(App and web page records)
══════

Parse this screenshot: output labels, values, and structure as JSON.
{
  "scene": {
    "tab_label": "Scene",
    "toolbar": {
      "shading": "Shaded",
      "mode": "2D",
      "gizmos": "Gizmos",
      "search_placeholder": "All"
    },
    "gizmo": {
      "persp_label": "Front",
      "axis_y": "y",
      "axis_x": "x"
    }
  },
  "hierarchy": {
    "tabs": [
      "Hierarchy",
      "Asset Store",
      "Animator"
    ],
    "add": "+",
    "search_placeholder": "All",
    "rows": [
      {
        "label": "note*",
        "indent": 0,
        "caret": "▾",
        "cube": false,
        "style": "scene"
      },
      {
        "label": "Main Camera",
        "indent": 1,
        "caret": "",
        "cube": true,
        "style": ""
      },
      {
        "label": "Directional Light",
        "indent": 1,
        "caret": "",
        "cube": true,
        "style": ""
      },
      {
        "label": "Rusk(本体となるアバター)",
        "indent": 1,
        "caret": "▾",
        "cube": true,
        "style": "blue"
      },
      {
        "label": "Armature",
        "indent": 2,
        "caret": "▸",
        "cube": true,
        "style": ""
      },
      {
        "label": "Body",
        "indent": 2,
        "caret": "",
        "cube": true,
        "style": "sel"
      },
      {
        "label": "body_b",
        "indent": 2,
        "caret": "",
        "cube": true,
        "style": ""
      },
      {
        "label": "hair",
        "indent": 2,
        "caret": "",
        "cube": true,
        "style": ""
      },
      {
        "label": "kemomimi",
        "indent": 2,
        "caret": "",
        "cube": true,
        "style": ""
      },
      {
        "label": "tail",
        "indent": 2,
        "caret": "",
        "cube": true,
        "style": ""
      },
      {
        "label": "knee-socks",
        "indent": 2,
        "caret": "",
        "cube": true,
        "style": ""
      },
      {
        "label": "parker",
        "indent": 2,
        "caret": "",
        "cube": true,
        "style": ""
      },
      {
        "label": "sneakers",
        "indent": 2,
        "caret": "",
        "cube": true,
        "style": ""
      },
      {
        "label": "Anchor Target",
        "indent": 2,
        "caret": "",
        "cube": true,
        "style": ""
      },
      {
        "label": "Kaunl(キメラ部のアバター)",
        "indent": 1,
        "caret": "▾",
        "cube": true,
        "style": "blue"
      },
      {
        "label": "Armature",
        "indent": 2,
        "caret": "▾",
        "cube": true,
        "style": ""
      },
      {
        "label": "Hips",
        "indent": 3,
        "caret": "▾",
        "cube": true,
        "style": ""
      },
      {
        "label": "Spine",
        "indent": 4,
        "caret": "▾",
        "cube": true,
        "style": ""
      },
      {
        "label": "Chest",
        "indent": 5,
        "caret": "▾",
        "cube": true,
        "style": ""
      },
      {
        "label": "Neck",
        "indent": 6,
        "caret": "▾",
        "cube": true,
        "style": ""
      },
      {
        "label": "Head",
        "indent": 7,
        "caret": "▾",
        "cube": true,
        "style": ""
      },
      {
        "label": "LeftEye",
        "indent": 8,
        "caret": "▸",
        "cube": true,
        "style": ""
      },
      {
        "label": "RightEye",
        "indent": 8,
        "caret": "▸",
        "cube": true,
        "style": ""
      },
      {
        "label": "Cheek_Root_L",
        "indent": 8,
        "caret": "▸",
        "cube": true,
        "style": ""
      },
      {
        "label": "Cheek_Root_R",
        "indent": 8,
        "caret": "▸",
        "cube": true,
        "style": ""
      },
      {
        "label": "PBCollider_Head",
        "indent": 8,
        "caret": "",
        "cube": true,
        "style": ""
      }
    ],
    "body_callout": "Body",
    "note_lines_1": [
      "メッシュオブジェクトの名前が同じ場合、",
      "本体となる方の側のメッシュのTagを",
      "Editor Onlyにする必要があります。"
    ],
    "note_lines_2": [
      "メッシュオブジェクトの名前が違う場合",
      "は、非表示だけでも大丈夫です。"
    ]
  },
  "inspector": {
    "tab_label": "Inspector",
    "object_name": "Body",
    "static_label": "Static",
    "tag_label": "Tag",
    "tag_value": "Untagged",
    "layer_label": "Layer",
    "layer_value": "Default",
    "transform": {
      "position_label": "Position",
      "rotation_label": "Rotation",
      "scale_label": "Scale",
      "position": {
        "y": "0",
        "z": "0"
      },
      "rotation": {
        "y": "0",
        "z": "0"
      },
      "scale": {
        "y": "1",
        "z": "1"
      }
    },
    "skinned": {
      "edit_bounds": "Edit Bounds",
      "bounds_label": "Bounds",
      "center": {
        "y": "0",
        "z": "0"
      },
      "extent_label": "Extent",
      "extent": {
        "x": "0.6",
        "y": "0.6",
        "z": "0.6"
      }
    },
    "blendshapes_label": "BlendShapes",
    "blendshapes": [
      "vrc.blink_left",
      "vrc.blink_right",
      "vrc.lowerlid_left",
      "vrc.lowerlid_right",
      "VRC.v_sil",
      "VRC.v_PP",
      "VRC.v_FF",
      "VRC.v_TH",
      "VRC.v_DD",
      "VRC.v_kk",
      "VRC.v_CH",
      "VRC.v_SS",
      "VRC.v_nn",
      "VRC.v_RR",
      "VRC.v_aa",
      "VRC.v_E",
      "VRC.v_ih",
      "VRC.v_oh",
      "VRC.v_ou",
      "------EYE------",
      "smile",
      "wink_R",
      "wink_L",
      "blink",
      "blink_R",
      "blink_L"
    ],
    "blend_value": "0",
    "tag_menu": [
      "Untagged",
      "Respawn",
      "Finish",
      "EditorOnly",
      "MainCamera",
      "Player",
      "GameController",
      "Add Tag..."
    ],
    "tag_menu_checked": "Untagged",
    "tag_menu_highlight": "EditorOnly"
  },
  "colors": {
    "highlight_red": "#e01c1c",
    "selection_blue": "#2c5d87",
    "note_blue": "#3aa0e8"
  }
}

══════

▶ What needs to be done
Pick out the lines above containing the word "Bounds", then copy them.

▶ Exercise response
      "edit_bounds": "Edit Bounds",
      "bounds_label": "Bounds",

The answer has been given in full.